Accordingly, since the trial court did not certify that there was no just reasons for delay, G.S. 1A-1, Rule 54(b), no appeal would lie unless the order affected a substantial right. G.S. 1-277; G.S. 7A-27; Blackwelder, supra. The "substantial right" exception does not apply unless the appellant would lose some substantial right if the ruling or order is not reviewed before final judgment in the trial division. Id.
No substantial right appears to be affected by continuing petitioner as administrator. This is particularly true in light of the fact that petitioner himself originally applied to serve as administrator; nothing in the record suggests that any other person would be preferable. It is true that the appointment serves to expose the estate to liability for the decedent's alleged tort, but that is inherent in the very nature of the estate itself and no especial prejudice results.

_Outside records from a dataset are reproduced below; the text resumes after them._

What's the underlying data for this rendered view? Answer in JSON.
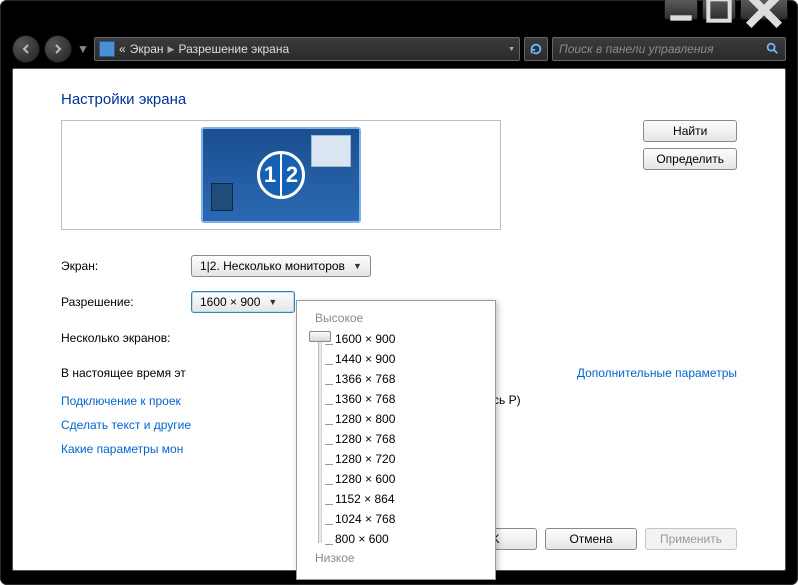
{
  "breadcrumb": {
    "prefix": "«",
    "item1": "Экран",
    "item2": "Разрешение экрана"
  },
  "search": {
    "placeholder": "Поиск в панели управления"
  },
  "heading": "Настройки экрана",
  "monitor": {
    "n1": "1",
    "n2": "2"
  },
  "buttons": {
    "find": "Найти",
    "identify": "Определить",
    "ok": "OK",
    "cancel": "Отмена",
    "apply": "Применить"
  },
  "labels": {
    "screen": "Экран:",
    "resolution": "Разрешение:",
    "multi": "Несколько экранов:"
  },
  "screen_combo": "1|2. Несколько мониторов",
  "resolution_value": "1600 × 900",
  "status_prefix": "В настоящее время эт",
  "adv_link": "Дополнительные параметры",
  "link_projector_a": "Подключение к проек",
  "link_projector_b": "оснитесь P)",
  "link_text": "Сделать текст и другие",
  "link_which": "Какие параметры мон",
  "popup": {
    "high": "Высокое",
    "low": "Низкое",
    "options": [
      "1600 × 900",
      "1440 × 900",
      "1366 × 768",
      "1360 × 768",
      "1280 × 800",
      "1280 × 768",
      "1280 × 720",
      "1280 × 600",
      "1152 × 864",
      "1024 × 768",
      "800 × 600"
    ]
  }
}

The real effect of the order is to allow Shirley to continue his action against the estate. The resulting pretrial procedure and ensuing trial do not affect a substantial right, however. Avoidance of a trial is not a substantial right entitling a party to immediate appeal. Industries, Inc. v. Insurance Co., 296 N.C. 486, 251 S.E.2d 443 (1979); Blackwelder, supra. Although this rule ordinarily applies to attempted appeals in the same case in which the trial is to be held, its logic is equally applicable to obviously interdependent matters such as those at issue here.
The trial division should therefore resolve the liability issue before appeal in *548 this case. Petitioner has no right of appeal presently, and his appeal is accordingly
HEDRICK and HILL, JJ., concur.NOTES
 G.S. 28A-19-1 was rewritten by 1977 N.C.Sess. Laws c. 446, s. 1. That Act, effective 1 September 1977, applied only to the administration of estates of persons who died on or after its effective date. 1977 N.C.Sess.Laws c. 446, s. 5. Ray Junior Watson died in July 1977; accordingly the new section does not apply and we express no opinion as to its effect.